→ **Work item**: If a line in the data contains "JSON", copy it out.

------------------------------------------------

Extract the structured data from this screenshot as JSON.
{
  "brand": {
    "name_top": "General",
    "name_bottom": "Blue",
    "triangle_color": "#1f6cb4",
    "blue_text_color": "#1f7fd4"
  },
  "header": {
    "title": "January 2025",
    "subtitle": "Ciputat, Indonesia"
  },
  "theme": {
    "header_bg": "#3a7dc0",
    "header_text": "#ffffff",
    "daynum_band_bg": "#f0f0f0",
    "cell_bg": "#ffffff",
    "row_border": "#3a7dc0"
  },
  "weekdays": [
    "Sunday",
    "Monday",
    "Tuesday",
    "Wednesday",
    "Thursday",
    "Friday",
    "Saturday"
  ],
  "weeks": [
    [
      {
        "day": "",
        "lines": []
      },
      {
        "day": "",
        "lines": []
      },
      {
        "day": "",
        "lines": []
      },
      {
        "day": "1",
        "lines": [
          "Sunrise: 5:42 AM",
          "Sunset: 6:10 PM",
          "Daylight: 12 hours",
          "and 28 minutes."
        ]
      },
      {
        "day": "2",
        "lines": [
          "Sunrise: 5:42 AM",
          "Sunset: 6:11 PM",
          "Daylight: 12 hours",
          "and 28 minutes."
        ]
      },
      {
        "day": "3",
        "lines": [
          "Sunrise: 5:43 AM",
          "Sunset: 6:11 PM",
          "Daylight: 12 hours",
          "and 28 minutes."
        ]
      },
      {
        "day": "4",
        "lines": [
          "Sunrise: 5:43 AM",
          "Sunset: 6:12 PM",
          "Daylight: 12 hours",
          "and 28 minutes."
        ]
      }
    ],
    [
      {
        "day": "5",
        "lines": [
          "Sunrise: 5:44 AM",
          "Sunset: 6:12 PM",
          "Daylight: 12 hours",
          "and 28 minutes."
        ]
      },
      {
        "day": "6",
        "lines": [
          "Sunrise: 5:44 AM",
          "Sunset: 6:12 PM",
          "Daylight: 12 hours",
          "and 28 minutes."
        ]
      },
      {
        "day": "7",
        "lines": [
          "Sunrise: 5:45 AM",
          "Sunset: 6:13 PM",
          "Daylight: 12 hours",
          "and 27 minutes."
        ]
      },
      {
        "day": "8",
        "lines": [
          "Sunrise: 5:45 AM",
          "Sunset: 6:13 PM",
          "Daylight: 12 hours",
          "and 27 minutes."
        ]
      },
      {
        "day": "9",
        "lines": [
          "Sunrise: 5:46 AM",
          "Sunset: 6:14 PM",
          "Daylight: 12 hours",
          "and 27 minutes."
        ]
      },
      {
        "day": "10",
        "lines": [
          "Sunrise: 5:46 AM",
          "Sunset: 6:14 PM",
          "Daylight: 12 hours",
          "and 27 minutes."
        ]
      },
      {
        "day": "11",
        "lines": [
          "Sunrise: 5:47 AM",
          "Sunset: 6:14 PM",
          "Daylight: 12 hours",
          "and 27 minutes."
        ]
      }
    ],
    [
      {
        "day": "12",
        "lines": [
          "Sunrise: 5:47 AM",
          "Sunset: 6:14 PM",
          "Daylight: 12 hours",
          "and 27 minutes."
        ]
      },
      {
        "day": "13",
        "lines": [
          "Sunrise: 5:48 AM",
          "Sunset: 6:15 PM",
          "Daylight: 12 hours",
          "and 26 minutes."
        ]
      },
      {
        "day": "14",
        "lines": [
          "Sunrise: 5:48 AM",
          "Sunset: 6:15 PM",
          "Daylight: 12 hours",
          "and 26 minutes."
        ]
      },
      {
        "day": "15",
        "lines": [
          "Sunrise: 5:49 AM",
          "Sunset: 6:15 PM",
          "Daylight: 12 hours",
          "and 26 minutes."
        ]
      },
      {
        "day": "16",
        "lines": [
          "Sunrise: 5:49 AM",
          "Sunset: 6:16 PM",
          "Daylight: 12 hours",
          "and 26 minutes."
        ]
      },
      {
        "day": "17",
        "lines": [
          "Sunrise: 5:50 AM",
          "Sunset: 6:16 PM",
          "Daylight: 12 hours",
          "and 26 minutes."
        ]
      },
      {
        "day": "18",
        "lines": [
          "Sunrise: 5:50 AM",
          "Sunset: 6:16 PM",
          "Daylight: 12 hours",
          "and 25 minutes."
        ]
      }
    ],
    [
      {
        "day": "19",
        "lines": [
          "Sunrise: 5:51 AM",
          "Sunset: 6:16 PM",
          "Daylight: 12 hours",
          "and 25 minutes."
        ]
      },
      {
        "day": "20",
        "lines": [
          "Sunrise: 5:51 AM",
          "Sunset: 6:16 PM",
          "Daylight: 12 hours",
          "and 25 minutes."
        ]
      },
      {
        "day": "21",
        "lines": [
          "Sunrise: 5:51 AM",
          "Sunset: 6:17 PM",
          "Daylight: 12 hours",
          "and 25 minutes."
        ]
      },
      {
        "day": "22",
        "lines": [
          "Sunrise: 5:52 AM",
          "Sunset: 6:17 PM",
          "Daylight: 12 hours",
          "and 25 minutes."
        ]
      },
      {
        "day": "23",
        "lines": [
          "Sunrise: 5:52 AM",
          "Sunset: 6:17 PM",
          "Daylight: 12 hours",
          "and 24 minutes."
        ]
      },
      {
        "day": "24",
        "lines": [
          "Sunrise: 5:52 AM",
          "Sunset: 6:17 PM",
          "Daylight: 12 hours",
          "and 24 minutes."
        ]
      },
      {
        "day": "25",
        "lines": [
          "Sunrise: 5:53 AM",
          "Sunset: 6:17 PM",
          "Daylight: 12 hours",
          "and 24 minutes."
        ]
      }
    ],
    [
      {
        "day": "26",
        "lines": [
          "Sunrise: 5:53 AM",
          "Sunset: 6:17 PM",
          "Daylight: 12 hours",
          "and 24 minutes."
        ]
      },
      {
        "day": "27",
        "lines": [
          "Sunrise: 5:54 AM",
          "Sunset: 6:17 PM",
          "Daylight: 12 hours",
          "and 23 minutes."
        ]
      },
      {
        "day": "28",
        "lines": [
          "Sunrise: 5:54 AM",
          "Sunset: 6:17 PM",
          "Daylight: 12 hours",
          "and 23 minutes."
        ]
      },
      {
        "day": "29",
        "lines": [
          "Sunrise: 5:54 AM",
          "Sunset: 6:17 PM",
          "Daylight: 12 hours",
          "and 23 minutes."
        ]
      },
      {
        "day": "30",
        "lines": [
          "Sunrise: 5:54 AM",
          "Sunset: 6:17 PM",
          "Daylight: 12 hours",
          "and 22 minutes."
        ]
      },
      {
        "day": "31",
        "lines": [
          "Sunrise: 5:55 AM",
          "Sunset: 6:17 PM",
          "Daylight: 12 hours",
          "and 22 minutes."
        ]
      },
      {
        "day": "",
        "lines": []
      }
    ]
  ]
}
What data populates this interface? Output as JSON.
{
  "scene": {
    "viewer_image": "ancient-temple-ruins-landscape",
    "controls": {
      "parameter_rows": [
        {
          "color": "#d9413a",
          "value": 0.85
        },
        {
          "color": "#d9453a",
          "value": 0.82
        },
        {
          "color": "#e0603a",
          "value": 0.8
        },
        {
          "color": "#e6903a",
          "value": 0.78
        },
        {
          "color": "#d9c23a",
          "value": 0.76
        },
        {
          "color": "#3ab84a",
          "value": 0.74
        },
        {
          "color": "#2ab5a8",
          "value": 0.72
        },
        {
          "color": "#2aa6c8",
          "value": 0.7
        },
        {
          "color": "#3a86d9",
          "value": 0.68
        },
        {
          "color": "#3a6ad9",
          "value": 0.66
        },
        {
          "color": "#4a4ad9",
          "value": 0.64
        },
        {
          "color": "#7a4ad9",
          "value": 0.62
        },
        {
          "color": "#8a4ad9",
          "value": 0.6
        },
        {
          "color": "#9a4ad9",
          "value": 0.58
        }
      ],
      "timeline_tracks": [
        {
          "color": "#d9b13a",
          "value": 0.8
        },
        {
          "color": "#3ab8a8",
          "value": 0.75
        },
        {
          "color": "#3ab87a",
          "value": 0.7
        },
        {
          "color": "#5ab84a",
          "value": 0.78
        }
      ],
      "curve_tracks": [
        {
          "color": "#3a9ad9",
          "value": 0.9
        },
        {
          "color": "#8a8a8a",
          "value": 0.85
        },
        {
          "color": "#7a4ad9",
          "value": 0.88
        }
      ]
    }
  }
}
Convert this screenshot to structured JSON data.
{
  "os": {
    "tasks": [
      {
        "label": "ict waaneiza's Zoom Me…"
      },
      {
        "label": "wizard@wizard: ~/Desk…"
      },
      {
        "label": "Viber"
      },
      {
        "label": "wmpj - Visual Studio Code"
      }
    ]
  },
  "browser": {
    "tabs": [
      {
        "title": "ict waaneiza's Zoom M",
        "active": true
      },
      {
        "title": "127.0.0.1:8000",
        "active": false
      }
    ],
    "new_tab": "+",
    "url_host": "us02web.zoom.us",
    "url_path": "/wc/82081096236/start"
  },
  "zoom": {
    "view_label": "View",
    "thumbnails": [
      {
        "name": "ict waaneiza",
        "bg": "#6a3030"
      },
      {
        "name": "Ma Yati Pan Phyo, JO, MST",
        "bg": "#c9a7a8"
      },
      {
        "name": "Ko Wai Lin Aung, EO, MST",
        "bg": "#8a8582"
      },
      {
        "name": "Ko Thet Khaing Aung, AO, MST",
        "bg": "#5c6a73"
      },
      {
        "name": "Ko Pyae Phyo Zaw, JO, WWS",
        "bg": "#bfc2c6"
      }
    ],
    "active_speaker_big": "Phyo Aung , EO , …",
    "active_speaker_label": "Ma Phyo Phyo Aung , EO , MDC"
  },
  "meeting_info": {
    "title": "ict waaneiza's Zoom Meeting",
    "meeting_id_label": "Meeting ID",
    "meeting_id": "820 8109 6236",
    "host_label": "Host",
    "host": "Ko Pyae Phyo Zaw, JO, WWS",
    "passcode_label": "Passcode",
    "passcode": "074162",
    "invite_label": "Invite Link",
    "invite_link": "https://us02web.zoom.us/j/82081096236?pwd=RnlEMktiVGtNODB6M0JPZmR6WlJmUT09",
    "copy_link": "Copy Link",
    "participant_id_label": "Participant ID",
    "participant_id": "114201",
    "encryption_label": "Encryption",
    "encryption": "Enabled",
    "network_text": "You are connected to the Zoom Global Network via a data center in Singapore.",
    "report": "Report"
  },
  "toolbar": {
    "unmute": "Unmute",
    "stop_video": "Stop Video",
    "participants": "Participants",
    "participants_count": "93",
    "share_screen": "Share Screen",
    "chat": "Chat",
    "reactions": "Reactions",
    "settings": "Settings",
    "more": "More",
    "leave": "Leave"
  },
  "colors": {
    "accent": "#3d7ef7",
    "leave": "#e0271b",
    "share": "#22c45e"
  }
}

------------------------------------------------

→ **Exercise response**:
Extract the structured data from this screenshot as JSON.
What data populates this interface? Output as JSON.
Convert this screenshot to structured JSON data.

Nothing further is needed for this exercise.